Holwerd originally emerged as a terp village (mounded village) alongside the edge of the Wadden Sea. Fishing and trade were once important sources of income. Today, the village is best known as the departure point for the ferry service to Ameland, but it has also since been cut off from the Wadden Sea by the construction of a large sea dyke. Subsequently, the village and surrounding region of North-east Friesland has decayed: facilities are diminishing, unemployment is on the rise and historically valuable homes are left vacant.

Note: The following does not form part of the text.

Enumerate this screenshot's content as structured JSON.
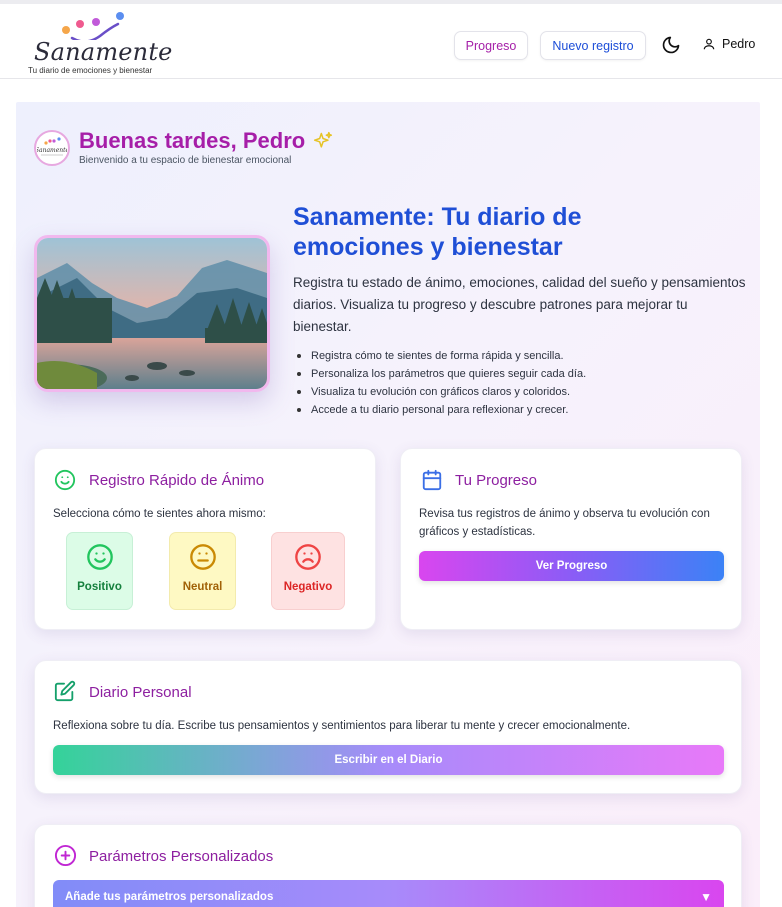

For decades, countless plans have been developed to get the village and region out of this negative spiral. The citizens set up a working group themselves, aspiring to restore the connection between the village and the Wadden Sea. According to them, the plan for the fresh-salt water transition in the sea dyke does not just mean an economic opportunity for the whole region, as it offers opportunities for recreation and population growth; the dyke breakthrough is also an opportunity for increased biodiversity, water safety and improvements to the quality and sustainability of nature. What began as an ambitious dream in 2013, now seems to be slowly becoming a reality. The residents, various political parties and (social) partners have collectively embraced the plans.